Years ago I bought an art print from a poster fair that would visit my university a couple of times a year. I was so drawn to this painting, which featured a woman sitting at what looked to be a Parisian cafe, a pensive expression on her face, quill and half-glass of wine on her table. I loved everything about this piece: the setting, the colours, the subject matter, the painter’s technique. I didn’t even look up the artist for some time, or explore the historical context of the work (which is strange, considering I was an Art History major). It spoke to me, and that was enough.
The Cafe, Tsuguharu Foujita (1949)
I felt an affinity with this woman, and I wanted to be her, but her world and life were so far away from mine.

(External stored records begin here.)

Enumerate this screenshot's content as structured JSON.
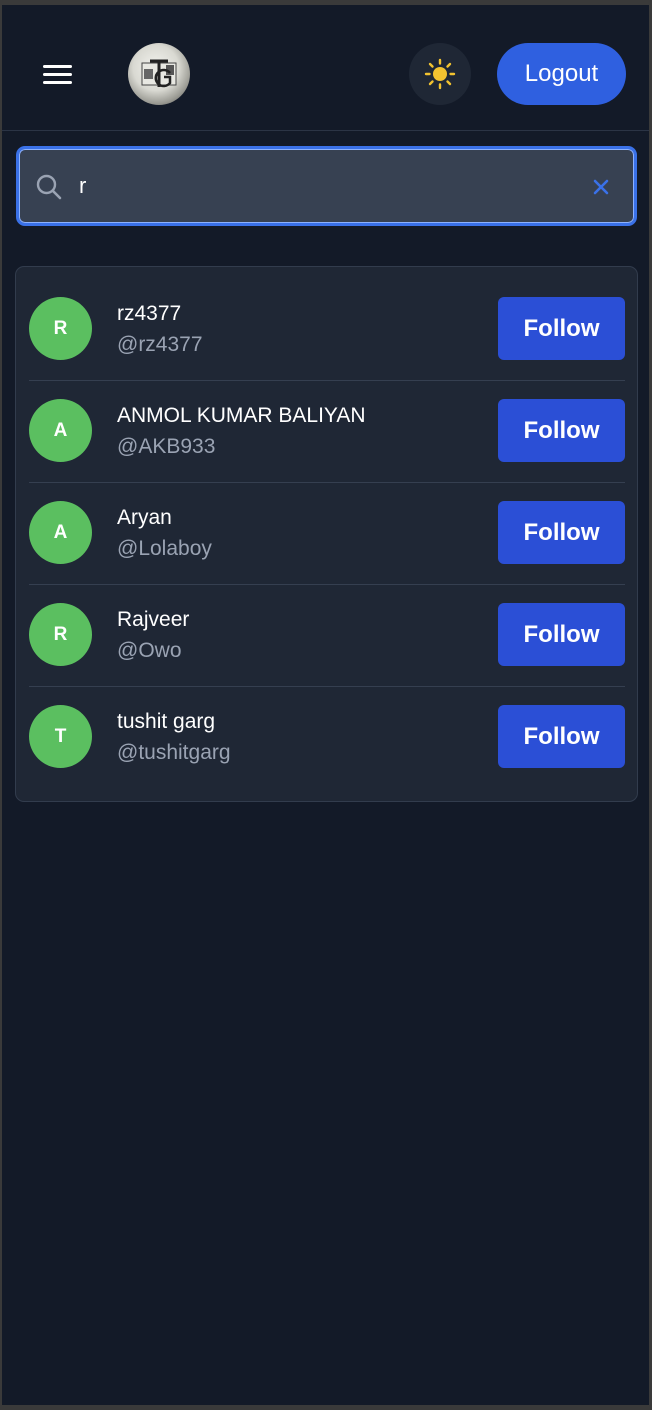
{
  "header": {
    "logout_label": "Logout"
  },
  "search": {
    "value": "r"
  },
  "results": [
    {
      "initial": "R",
      "name": "rz4377",
      "handle": "@rz4377",
      "follow_label": "Follow"
    },
    {
      "initial": "A",
      "name": "ANMOL KUMAR BALIYAN",
      "handle": "@AKB933",
      "follow_label": "Follow"
    },
    {
      "initial": "A",
      "name": "Aryan",
      "handle": "@Lolaboy",
      "follow_label": "Follow"
    },
    {
      "initial": "R",
      "name": "Rajveer",
      "handle": "@Owo",
      "follow_label": "Follow"
    },
    {
      "initial": "T",
      "name": "tushit garg",
      "handle": "@tushitgarg",
      "follow_label": "Follow"
    }
  ],
  "icons": {
    "menu": "hamburger-menu-icon",
    "theme": "sun-icon",
    "search": "search-icon",
    "clear": "close-icon"
  },
  "colors": {
    "background": "#131a28",
    "card": "#1f2735",
    "accent": "#2f60e0",
    "follow": "#2b4fd6",
    "avatar": "#5bbf60",
    "sun": "#f2c230"
  }
}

This painting created a tension within me. Of admiring, of relating…but also feeling disconnected. Not having her life. Not being able to do what she was doing.
That painting remained on my bedroom wall for one or two years, but then I rolled it up and stashed it away somewhere. I eventually left university life and moved back to my hometown, and I suppose I had other posters to mount.

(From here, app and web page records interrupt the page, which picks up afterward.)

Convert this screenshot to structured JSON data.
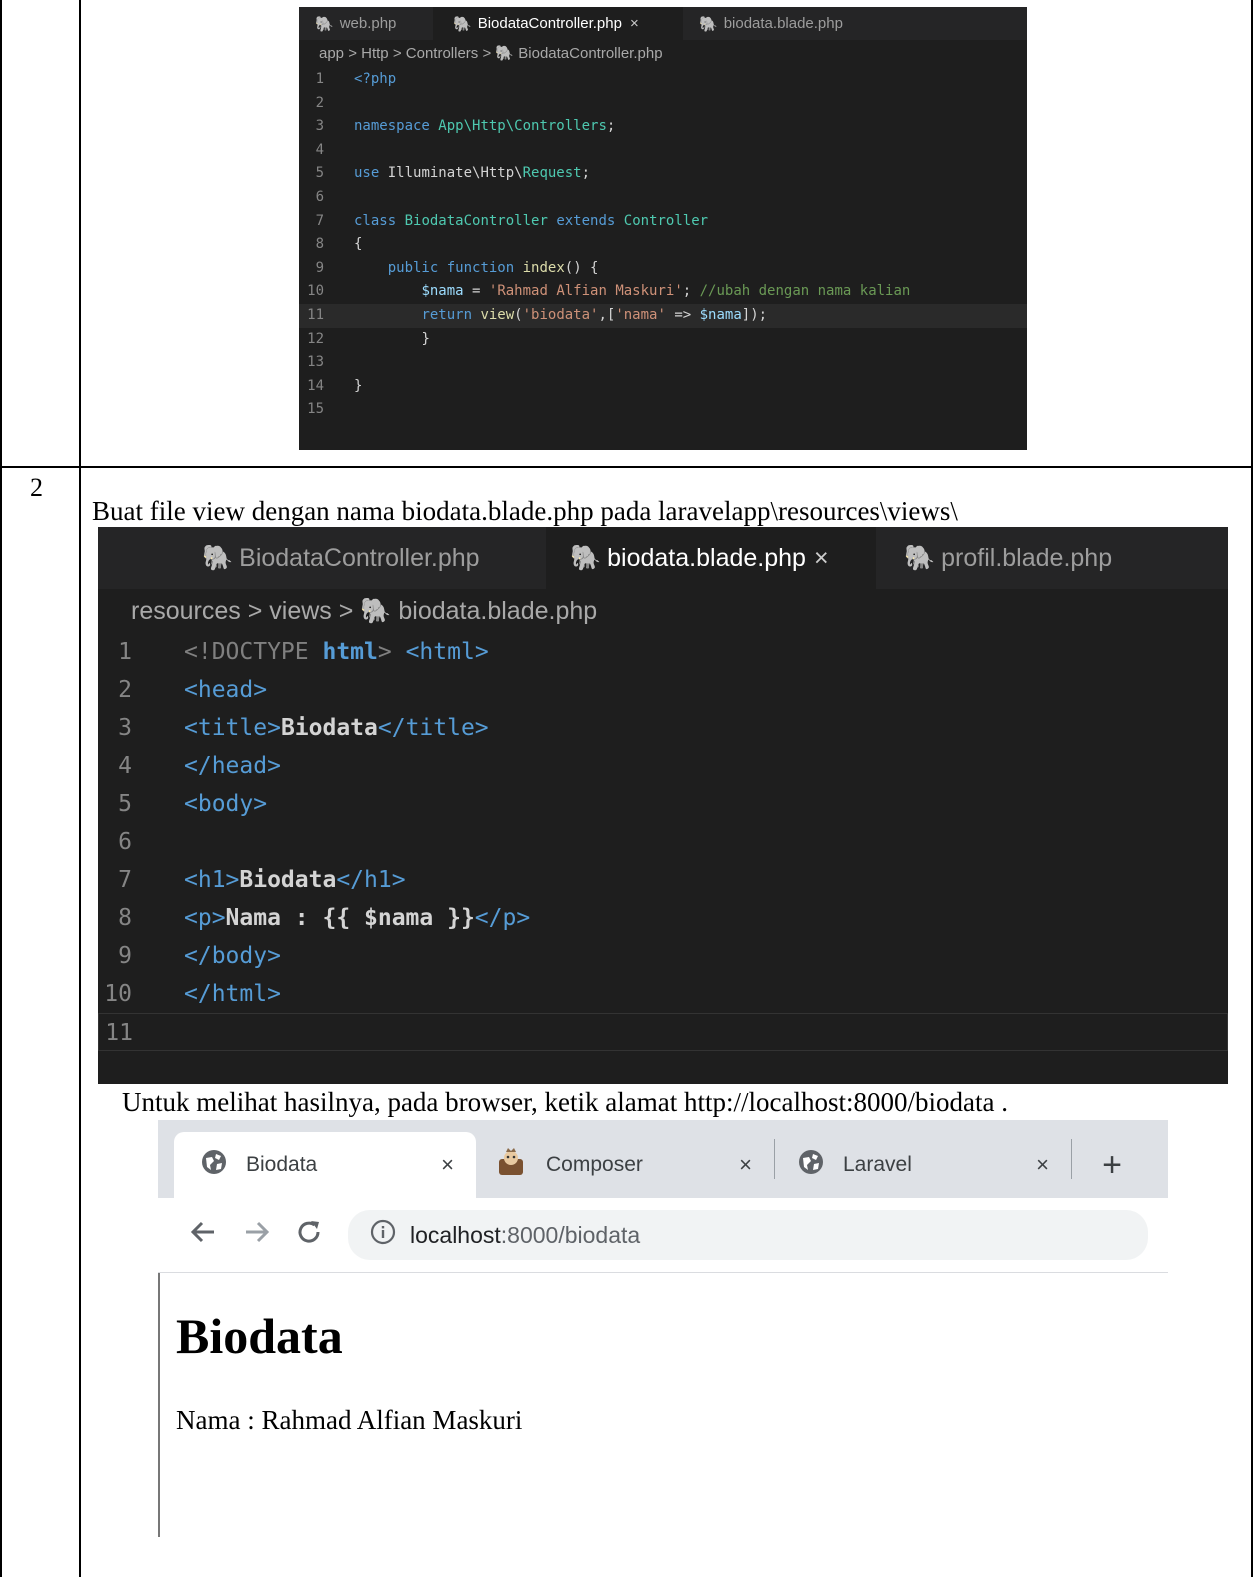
{
  "table": {
    "row2_number": "2"
  },
  "editor1": {
    "tabs": [
      {
        "label": "web.php",
        "active": false
      },
      {
        "label": "BiodataController.php",
        "active": true,
        "close": "×"
      },
      {
        "label": "biodata.blade.php",
        "active": false
      }
    ],
    "breadcrumb": {
      "part1": "app",
      "part2": "Http",
      "part3": "Controllers",
      "file": "BiodataController.php"
    },
    "line_numbers": [
      "1",
      "2",
      "3",
      "4",
      "5",
      "6",
      "7",
      "8",
      "9",
      "10",
      "11",
      "12",
      "13",
      "14",
      "15"
    ],
    "code": {
      "l1": "<?php",
      "l3_kw": "namespace",
      "l3_ns": "App\\Http\\Controllers",
      "l5_kw": "use",
      "l5_ns": "Illuminate\\Http\\",
      "l5_cls": "Request",
      "l7_kw": "class",
      "l7_name": "BiodataController",
      "l7_ext": "extends",
      "l7_parent": "Controller",
      "l8": "{",
      "l9_kw1": "public",
      "l9_kw2": "function",
      "l9_fn": "index",
      "l9_rest": "() {",
      "l10_var": "$nama",
      "l10_eq": " = ",
      "l10_str": "'Rahmad Alfian Maskuri'",
      "l10_semi": "; ",
      "l10_cm": "//ubah dengan nama kalian",
      "l11_kw": "return",
      "l11_fn": "view",
      "l11_p1": "(",
      "l11_s1": "'biodata'",
      "l11_p2": ",[",
      "l11_s2": "'nama'",
      "l11_arrow": " => ",
      "l11_var": "$nama",
      "l11_end": "]);",
      "l12": "}",
      "l14": "}"
    }
  },
  "instruction_text": "Buat file view dengan nama biodata.blade.php pada laravelapp\\resources\\views\\",
  "editor2": {
    "tabs": [
      {
        "label": "BiodataController.php",
        "active": false
      },
      {
        "label": "biodata.blade.php",
        "active": true,
        "close": "×"
      },
      {
        "label": "profil.blade.php",
        "active": false
      }
    ],
    "breadcrumb": {
      "part1": "resources",
      "part2": "views",
      "file": "biodata.blade.php"
    },
    "line_numbers": [
      "1",
      "2",
      "3",
      "4",
      "5",
      "6",
      "7",
      "8",
      "9",
      "10",
      "11"
    ],
    "code": {
      "l1a": "<!DOCTYPE ",
      "l1b": "html",
      "l1c": "> ",
      "l1d": "<html>",
      "l2": "<head>",
      "l3a": "<title>",
      "l3b": "Biodata",
      "l3c": "</title>",
      "l4": "</head>",
      "l5": "<body>",
      "l7a": "<h1>",
      "l7b": "Biodata",
      "l7c": "</h1>",
      "l8a": "<p>",
      "l8b": "Nama : {{ $nama }}",
      "l8c": "</p>",
      "l9": "</body>",
      "l10": "</html>"
    }
  },
  "result_text": "Untuk melihat hasilnya, pada browser, ketik alamat http://localhost:8000/biodata .",
  "browser": {
    "tabs": [
      {
        "label": "Biodata",
        "close": "×",
        "icon": "globe-icon"
      },
      {
        "label": "Composer",
        "close": "×",
        "icon": "composer-icon"
      },
      {
        "label": "Laravel",
        "close": "×",
        "icon": "globe-icon"
      }
    ],
    "new_tab": "+",
    "url_host": "localhost",
    "url_rest": ":8000/biodata",
    "page_heading": "Biodata",
    "page_paragraph": "Nama : Rahmad Alfian Maskuri"
  }
}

The thing is, I could never get rid of that print. Not only that, I made sure it stayed in as pristine condition as possible. In my many bouts of clearing out clutter over the years, whenever I would come upon that poster, I would feel happy to have re-discovered it, and made sure it did not get thrown out with the rest. And I would think….I need to mount that someday. But there it went, back with the other items not currently in use, tucked away safely in storage.
I moved a couple weeks ago, subletting my friend’s place while she is travelling for the next few months. This space is teeny tiny, so I have brought minimal possessions with me. But for some reason, I had to bring the print.

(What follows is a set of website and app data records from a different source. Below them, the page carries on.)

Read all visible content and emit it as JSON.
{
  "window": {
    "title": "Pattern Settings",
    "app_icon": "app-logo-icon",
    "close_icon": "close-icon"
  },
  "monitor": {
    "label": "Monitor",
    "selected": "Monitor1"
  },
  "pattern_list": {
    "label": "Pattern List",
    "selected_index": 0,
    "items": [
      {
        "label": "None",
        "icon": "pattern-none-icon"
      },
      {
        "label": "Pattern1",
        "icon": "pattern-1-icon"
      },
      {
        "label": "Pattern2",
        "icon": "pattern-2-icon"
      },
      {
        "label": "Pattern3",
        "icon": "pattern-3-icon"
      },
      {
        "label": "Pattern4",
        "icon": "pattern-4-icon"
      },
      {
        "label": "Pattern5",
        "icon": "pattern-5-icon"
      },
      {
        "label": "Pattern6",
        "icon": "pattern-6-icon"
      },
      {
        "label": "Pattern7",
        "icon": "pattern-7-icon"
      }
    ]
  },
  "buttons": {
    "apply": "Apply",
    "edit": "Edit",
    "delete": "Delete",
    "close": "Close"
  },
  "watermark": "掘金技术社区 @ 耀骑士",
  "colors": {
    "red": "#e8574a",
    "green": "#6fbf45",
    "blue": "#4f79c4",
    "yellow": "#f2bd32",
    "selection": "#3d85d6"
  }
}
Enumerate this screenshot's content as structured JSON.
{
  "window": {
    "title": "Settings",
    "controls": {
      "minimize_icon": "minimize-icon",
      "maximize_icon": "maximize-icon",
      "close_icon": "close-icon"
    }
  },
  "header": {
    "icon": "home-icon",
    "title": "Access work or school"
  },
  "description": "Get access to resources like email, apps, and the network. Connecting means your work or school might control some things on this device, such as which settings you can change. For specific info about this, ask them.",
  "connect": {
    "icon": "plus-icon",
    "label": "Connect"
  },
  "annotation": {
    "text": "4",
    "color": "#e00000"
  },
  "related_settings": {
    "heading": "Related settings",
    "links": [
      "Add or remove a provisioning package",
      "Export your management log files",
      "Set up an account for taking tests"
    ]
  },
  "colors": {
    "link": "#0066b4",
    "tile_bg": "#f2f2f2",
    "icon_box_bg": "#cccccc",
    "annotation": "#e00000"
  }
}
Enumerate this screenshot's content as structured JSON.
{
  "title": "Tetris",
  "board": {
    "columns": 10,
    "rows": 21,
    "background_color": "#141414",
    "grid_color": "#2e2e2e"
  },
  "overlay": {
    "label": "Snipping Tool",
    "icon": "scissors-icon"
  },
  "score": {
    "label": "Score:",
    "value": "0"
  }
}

Why now? What shifted so that I knew, without hesitation, that she was coming with me this time? And where was this impulse before?
It’s more than just arbitrary. I look at that painting now, and the tension is gone. I look at her now, and I relate with understanding. She is in a different time, in a different place. She doesn’t have a coffee by her side, nor a laptop in front of her. But I can relate to her process. I can relate to her expression. I know what’s going on in her head.
The lady in the painting is me.